Cutting Network Costs Without Cutting Corners

2021-05-20  |  5 min read 

Full Network Visibility Without Compromising performance or security

IT professionals understand that a network architecture is the complete framework and topology of an organization’s network. It includes hardware, software, cabling, security and monitoring tools, a plethora of wired and wireless physical and virtual devices as well as cloud applications.

However, mention a network visibility architecture, and it often draws questioning stares or hesitant nods. But a network is not complete without a visibility architecture tagging along as a trusted partner. Think of a visibility architecture as an extra insurance policy – providing a valuable added layer of security and peace of mind while improving your network’s performance at the same time.

A network visibility architecture includes an access layer utilizing devices like network taps and SPAN ports to capture raw data flowing into the network. Network packet brokers (NPBs) sit at the control layer providing intelligent data filtering and software capabilities like load balancing, SSL decryption, data masking, deduplication and packet trimming. NPBs are like a traffic cop in some respects, making sure that the right data is sent to the right tool at the right time. The monitoring layer includes network monitoring and security tools – companies typically have several tools performing a variety of functions. But, tools are only as good as the data they receive.

A network visibility architecture will:

  • Uncover and prevent blind spots
  • Contain costs while maximizing ROI
  • Simplify network management

One-size doesn’t fit all in terms of a visibility architecture and each design must fit the specific requirements of an enterprise’s network and their overall business strategy. But, one thing all visibility architecture designs do is reduce network costs without compromising on performance or security.

Let’s face it - network monitoring and security tools are expensive and budgets are tight. A significant way that a visibility architecture reduces network costs is by extending the life of your existing tools and improving their efficiency and performance. Here’s a quick look at a few ways of doing this:

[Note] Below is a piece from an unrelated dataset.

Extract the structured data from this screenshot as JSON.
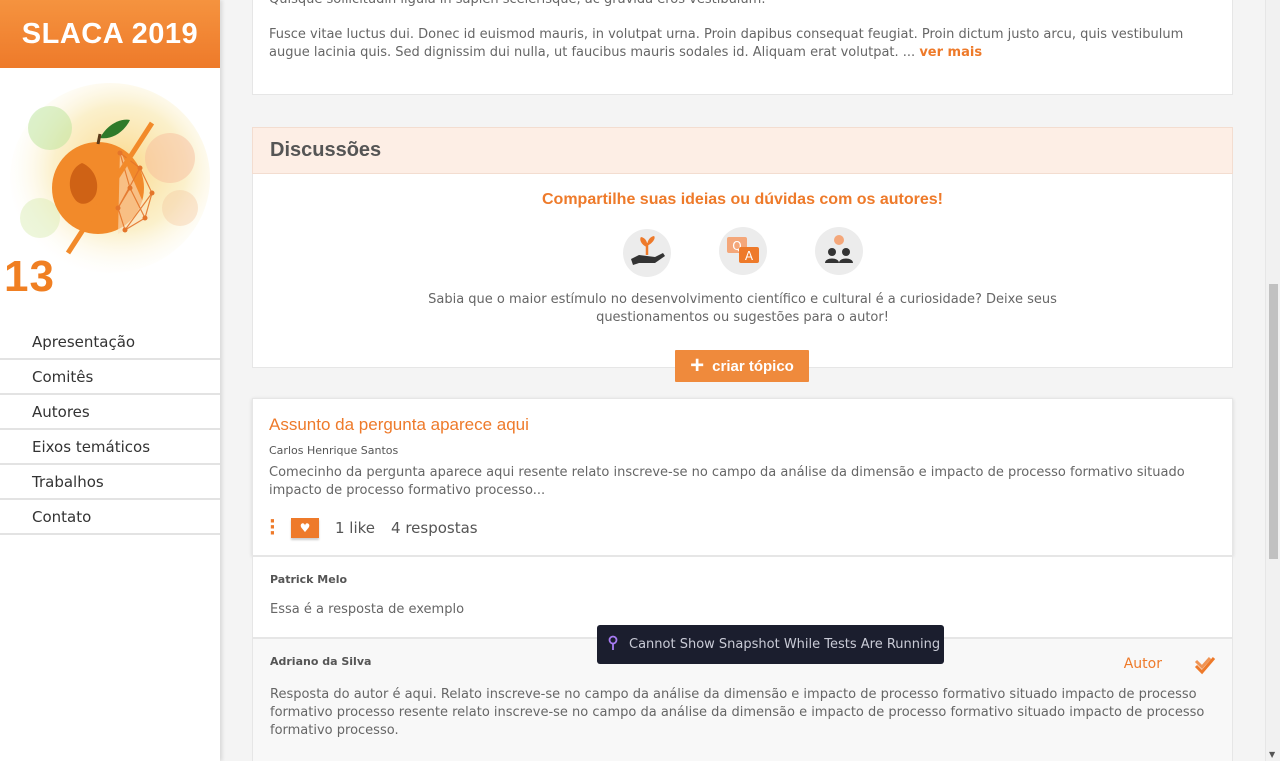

Intelligent data filtering performed by an NPB and accompanying software like Keysight’s NetStack, PacketStack, SecureStack and AppStack significantly reduces the amount of unnecessary data sent to tools, increasing tool efficiency, and allowing for greater scaling.

Deduplication increases tool efficiency and accuracy - according to Keysight customer feedback, deduplication increases their tool efficiency by 30% to 50%.   

Example of data deduplication 

Load Balancing allows you to spread 40/100 Gigabit Ethernet (GE) loads across multiple lower-rate tools to extend the life of tools that don’t support higher speeds. Tools are often underutilized anyway, so do more with fewer tools.  

Load balancing traffic to multiple tools 

Header stripping allows an NPB to easily remove unnecessary IP packet headers which helps your tools from becoming overloaded and negatively impacting performance and security.

Extended burst protection uses buffering to overcome packet delays so NPBs see ALL packets even under microburst conditions which protects and secures monitoring data at all times.

Centralized management using a single pane of glass and an easy to use drag-and-drop graphical user interface (GUI) greatly reduces troubleshooting time and mean time to repair (MTTR). Having this unified view of all network traffic also simplifies monitoring.

By creating a visibility architecture, you will clearly see all traffic and any inefficiencies or blind spots that exist in your network. Because partial visibility is not good enough.

To learn more, download the “Guide to Visibility Use Cases: Reducing Network Costs” whitepaper.

To explore all Keysight network visibility, security, and test products visit:
https://www.keysight.com/us/en/cmp/2020/network-visibility-network-test.html